        However, as Scott and Antonio often highlight, many dietary regimens can have helpful components, if we maintain an à la carte mentality by selecting the helpful and leaving the remainder. To that end, Paleo/Primal did help me become aware of food (origin, quality, nutrient density, etc.) and lifestyle (exercise, sleep, stress, etc.) factors. For that knowledge, I remain thankful.

        While my ‘chronic thinking’ caused me to give way more attention to food and lifestyle than any sane person, eventually, it may have also been my saving grace. Over the past four-and-a-half years, I’ve listened to several hundred podcasts, read hundreds of blog posts, watched countless hours of videos, listened to many hours of audio books, and read numerous books on diet, exercise, and cooking.
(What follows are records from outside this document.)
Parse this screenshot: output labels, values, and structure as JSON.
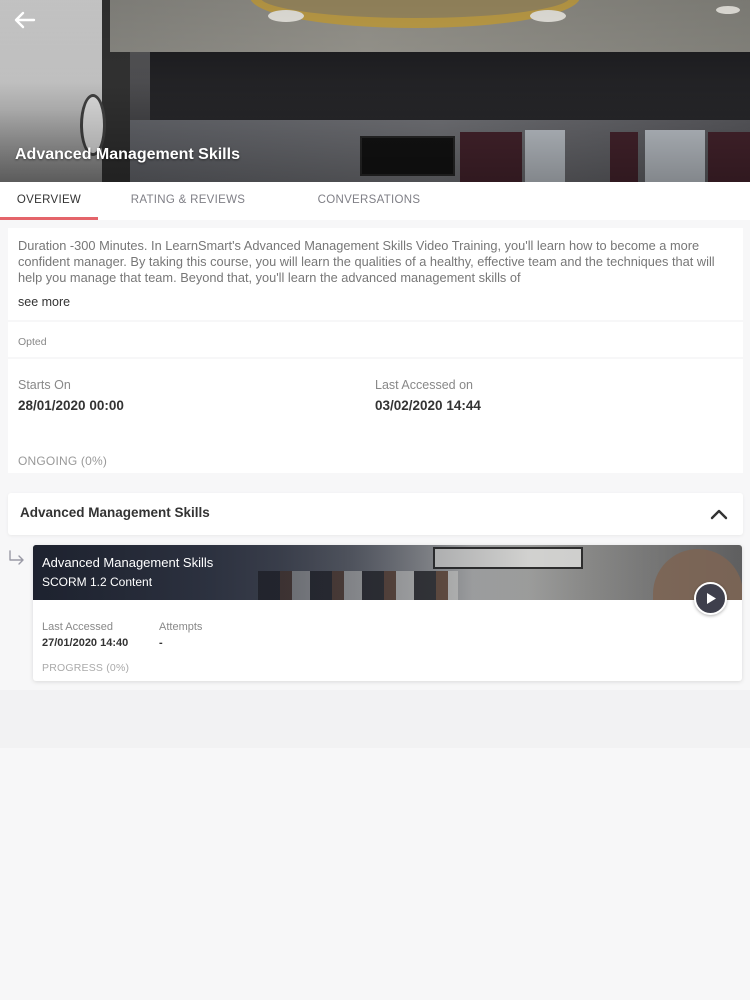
{
  "header": {
    "title": "Advanced Management Skills",
    "back_icon": "arrow-left-icon"
  },
  "tabs": [
    {
      "label": "OVERVIEW",
      "active": true
    },
    {
      "label": "RATING & REVIEWS",
      "active": false
    },
    {
      "label": "CONVERSATIONS",
      "active": false
    }
  ],
  "overview": {
    "description": "Duration -300 Minutes. In LearnSmart's Advanced Management Skills Video Training, you'll learn how to become a more confident manager. By taking this course, you will learn the qualities of a healthy, effective team and the techniques that will help you manage that team. Beyond that, you'll learn the advanced management skills of",
    "see_more": "see more",
    "status_label": "Opted",
    "starts_on_label": "Starts On",
    "starts_on_value": "28/01/2020 00:00",
    "last_accessed_label": "Last Accessed on",
    "last_accessed_value": "03/02/2020 14:44",
    "progress_status": "ONGOING (0%)"
  },
  "module": {
    "section_title": "Advanced Management Skills",
    "collapse_icon": "chevron-up-icon",
    "sub_icon": "sub-item-arrow-icon",
    "content": {
      "title": "Advanced Management Skills",
      "type": "SCORM 1.2 Content",
      "last_accessed_label": "Last Accessed",
      "last_accessed_value": "27/01/2020 14:40",
      "attempts_label": "Attempts",
      "attempts_value": "-",
      "progress": "PROGRESS (0%)",
      "play_icon": "play-icon"
    }
  },
  "colors": {
    "accent": "#e4646a",
    "play_button": "#3e3f4c"
  }
}
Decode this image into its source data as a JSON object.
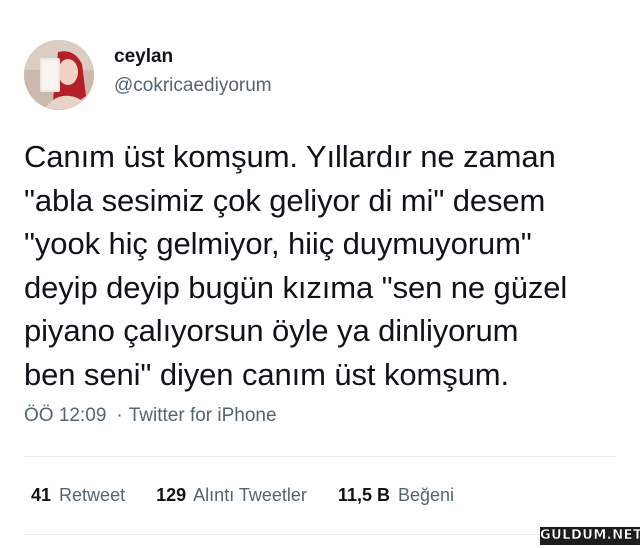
{
  "author": {
    "name": "ceylan",
    "handle": "@cokricaediyorum"
  },
  "tweet": {
    "text": "Canım üst komşum. Yıllardır ne zaman\n\"abla sesimiz çok geliyor di mi\" desem\n\"yook hiç gelmiyor, hiiç duymuyorum\"\ndeyip deyip bugün kızıma \"sen ne güzel\npiyano çalıyorsun öyle ya dinliyorum\nben seni\" diyen canım üst komşum.",
    "time": "ÖÖ 12:09",
    "separator": "·",
    "source": "Twitter for iPhone"
  },
  "stats": [
    {
      "count": "41",
      "label": "Retweet"
    },
    {
      "count": "129",
      "label": "Alıntı Tweetler"
    },
    {
      "count": "11,5 B",
      "label": "Beğeni"
    }
  ],
  "watermark": "GULDUM.NET"
}
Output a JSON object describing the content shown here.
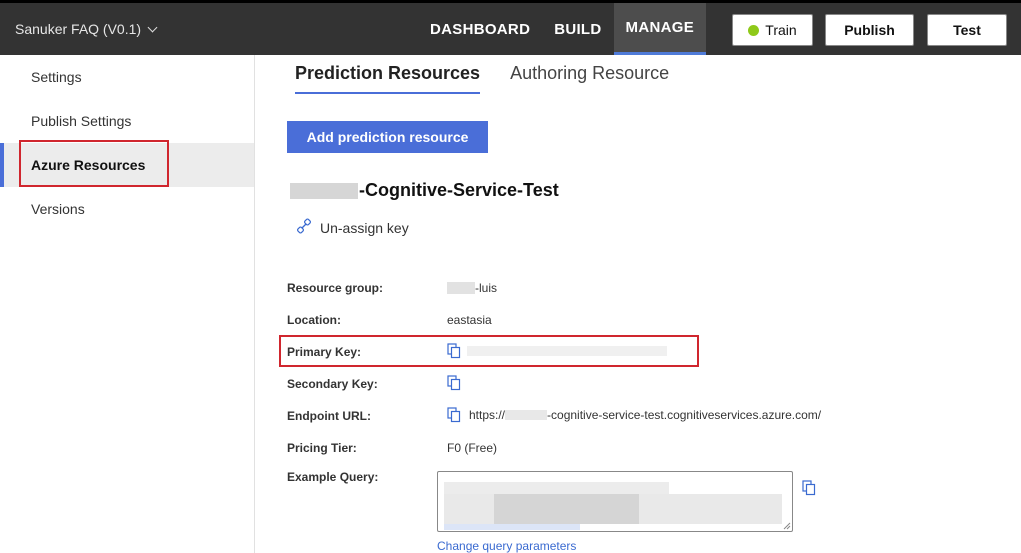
{
  "app": {
    "title": "Sanuker FAQ (V0.1)"
  },
  "nav": {
    "items": [
      "DASHBOARD",
      "BUILD",
      "MANAGE"
    ],
    "active": "MANAGE"
  },
  "toolbar": {
    "train_label": "Train",
    "publish_label": "Publish",
    "test_label": "Test",
    "train_status_color": "#8ec919"
  },
  "sidebar": {
    "items": [
      {
        "label": "Settings"
      },
      {
        "label": "Publish Settings"
      },
      {
        "label": "Azure Resources",
        "active": true
      },
      {
        "label": "Versions"
      }
    ]
  },
  "tabs": [
    {
      "label": "Prediction Resources",
      "active": true
    },
    {
      "label": "Authoring Resource"
    }
  ],
  "actions": {
    "add_label": "Add prediction resource",
    "unassign_label": "Un-assign key"
  },
  "resource": {
    "name_suffix": "-Cognitive-Service-Test",
    "properties": {
      "resource_group_label": "Resource group:",
      "resource_group_value": "-luis",
      "location_label": "Location:",
      "location_value": "eastasia",
      "primary_key_label": "Primary Key:",
      "secondary_key_label": "Secondary Key:",
      "endpoint_label": "Endpoint URL:",
      "endpoint_prefix": "https://",
      "endpoint_suffix": "-cognitive-service-test.cognitiveservices.azure.com/",
      "pricing_label": "Pricing Tier:",
      "pricing_value": "F0 (Free)",
      "example_label": "Example Query:"
    },
    "change_query_label": "Change query parameters"
  },
  "colors": {
    "accent": "#4a6ed8",
    "highlight": "#d0262e",
    "topbar": "#333333"
  }
}
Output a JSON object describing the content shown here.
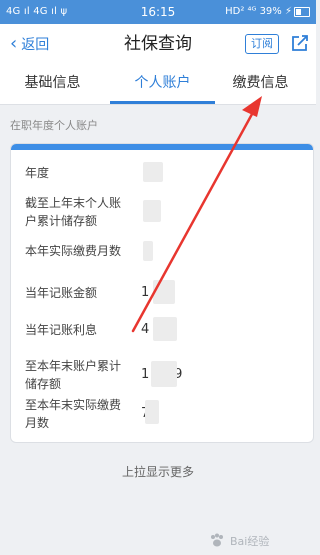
{
  "status_bar": {
    "left": "4G ıl 4G ıl ψ",
    "time": "16:15",
    "right": "HD² ⁴ᴳ 39% ⚡"
  },
  "nav": {
    "back_label": "返回",
    "title": "社保查询",
    "subscribe_label": "订阅",
    "share_icon": "share-icon"
  },
  "tabs": [
    {
      "label": "基础信息",
      "active": false
    },
    {
      "label": "个人账户",
      "active": true
    },
    {
      "label": "缴费信息",
      "active": false
    }
  ],
  "section_label": "在职年度个人账户",
  "account_rows": [
    {
      "label": "年度",
      "value": ""
    },
    {
      "label": "截至上年末个人账户累计储存额",
      "value": ""
    },
    {
      "label": "本年实际缴费月数",
      "value": " "
    },
    {
      "label": "当年记账金额",
      "value": "1"
    },
    {
      "label": "当年记账利息",
      "value": "4"
    },
    {
      "label": "至本年末账户累计储存额",
      "value": "1      9"
    },
    {
      "label": "至本年末实际缴费月数",
      "value": "7"
    }
  ],
  "load_more": "上拉显示更多",
  "watermark": "Bai经验",
  "colors": {
    "accent": "#2f7fd8",
    "status_bar": "#4a90d9",
    "arrow": "#e8362f"
  }
}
        Initially, it was mostly about Paleo/Primal/Low-Carb. Later, knowing the critical importance of opposing viewpoints, I started listening to discussions on Vegan, Vegetarian, Raw Foods, Fruitarian, etc. Finally, I started seeing cracks in the Paleo/Primal/Low-Carb foundation. The cracks had always been there, but I had been blind to them.

        By the time I had circled-back to Matt Stone, he had ‘evolved’ his own thinking and ditched his old blog. Again, I admire Matt for wiping-clean the slate, explaining that his investigation required him to do so, and not being tethered to any dietary dogma. As you and I know, Matt (like Antonio and Scott, respectively), had personal experience with Vegetarian and Paleo diets.

        However, while I found Matt’s updated work to be refreshing, I’m still having trouble with the idea that ‘junk food’ can be therapeutic, even if only short-term. It seems to make sense from a calorie-density standpoint, but the old, restrictive eater in me is saying to do the same thing with whole, unprocessed foods. Fine, but I would likely need to return to large amounts of coconut oil, nuts, Kerrygold butter, etc. But, is that *really* better? I suspect not.

        It will be helpful if I can *truly* get in tune with what my body is needing. I’ve spent so many decades just mindlessly eating, I’m not sure how to do this.

        Thanks again, Gina.

        Best wishes,

        Karl